Work task:
Your reply should be only the number of lines in the records that contain the word "Allinea".

(Component data from apps and pages)
+===+

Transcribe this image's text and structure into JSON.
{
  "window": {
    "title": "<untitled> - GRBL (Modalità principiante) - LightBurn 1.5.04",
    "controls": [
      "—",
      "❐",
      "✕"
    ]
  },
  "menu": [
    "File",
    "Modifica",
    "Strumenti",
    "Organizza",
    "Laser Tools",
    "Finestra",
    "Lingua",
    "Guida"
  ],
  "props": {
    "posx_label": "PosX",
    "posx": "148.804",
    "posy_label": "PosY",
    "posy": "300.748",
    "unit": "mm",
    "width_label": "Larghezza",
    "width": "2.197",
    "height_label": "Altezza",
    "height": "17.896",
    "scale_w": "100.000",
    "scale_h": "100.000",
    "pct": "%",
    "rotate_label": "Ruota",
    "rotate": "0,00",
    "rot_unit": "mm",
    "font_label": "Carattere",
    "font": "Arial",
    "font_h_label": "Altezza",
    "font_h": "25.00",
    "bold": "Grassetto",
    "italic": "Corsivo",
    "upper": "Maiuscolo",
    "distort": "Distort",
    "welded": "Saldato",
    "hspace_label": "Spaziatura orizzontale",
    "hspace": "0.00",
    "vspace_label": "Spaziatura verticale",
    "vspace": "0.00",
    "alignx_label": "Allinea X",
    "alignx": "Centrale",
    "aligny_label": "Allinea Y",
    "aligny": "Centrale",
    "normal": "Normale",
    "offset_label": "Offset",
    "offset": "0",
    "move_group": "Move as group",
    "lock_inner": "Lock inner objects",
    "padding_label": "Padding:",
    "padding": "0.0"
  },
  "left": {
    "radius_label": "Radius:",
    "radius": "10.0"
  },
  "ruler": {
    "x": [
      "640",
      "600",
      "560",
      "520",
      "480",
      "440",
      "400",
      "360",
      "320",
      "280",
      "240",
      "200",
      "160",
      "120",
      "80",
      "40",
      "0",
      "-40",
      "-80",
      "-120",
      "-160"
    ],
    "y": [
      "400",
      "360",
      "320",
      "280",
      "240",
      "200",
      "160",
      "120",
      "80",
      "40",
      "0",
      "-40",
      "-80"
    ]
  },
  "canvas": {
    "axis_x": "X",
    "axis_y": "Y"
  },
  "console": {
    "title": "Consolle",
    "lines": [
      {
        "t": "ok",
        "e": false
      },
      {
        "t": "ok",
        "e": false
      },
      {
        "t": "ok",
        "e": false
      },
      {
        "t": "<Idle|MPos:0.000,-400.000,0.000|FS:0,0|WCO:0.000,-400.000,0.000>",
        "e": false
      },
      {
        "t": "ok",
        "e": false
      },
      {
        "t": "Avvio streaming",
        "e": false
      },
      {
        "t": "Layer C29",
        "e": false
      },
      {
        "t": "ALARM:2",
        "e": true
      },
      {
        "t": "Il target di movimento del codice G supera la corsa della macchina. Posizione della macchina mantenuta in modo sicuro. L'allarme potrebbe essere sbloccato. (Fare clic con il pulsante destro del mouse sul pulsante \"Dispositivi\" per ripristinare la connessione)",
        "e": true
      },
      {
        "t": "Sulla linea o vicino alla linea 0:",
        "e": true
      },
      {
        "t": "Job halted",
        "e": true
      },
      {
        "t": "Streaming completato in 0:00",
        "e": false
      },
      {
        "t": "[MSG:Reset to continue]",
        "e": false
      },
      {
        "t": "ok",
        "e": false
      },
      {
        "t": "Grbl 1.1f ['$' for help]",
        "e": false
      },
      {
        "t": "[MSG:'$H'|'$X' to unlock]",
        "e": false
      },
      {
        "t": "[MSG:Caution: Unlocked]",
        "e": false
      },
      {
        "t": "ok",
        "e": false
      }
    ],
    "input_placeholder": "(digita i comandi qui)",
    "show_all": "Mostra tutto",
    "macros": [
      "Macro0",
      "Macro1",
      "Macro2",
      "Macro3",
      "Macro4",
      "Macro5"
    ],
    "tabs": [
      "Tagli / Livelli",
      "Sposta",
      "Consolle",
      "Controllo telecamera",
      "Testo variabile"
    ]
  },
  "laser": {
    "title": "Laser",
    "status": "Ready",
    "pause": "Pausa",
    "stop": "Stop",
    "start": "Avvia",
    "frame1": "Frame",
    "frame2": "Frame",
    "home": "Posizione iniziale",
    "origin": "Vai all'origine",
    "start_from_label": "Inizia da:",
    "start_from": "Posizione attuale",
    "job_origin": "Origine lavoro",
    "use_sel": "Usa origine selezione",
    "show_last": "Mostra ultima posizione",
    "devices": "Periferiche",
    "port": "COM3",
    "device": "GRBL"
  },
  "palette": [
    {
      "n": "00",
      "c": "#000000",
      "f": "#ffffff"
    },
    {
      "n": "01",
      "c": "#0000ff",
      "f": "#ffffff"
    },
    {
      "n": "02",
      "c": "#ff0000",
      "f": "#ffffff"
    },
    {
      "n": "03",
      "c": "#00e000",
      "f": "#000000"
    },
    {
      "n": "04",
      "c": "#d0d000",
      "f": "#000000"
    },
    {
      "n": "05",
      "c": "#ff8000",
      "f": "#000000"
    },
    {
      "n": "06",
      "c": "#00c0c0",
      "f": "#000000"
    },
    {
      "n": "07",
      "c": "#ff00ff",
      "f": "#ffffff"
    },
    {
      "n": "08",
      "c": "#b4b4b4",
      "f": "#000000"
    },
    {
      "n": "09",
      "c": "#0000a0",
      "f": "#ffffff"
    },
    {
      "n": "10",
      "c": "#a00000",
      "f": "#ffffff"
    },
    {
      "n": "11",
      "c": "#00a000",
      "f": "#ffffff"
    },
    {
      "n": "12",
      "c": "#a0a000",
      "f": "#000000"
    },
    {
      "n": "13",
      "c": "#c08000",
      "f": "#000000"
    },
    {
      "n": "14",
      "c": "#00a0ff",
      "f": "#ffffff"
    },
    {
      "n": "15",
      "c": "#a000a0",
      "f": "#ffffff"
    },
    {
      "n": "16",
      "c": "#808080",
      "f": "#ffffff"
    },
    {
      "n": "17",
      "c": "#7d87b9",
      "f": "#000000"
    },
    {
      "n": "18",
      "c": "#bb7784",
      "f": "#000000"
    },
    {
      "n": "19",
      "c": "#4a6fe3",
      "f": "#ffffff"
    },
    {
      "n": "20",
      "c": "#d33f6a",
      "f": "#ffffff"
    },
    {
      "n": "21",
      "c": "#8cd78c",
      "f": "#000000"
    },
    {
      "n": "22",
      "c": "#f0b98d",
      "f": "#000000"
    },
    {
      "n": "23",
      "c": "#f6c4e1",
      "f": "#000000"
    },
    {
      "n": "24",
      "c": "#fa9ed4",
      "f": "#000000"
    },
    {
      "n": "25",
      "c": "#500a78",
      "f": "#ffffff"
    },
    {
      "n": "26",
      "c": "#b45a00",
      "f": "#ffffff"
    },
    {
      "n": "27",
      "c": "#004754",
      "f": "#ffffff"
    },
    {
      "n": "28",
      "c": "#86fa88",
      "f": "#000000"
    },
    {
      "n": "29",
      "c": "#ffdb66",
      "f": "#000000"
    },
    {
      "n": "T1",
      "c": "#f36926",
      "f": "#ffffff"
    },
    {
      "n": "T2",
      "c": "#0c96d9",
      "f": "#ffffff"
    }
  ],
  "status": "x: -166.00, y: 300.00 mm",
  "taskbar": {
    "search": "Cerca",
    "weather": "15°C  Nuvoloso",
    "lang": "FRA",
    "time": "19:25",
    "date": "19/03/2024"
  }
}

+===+

Solution:
2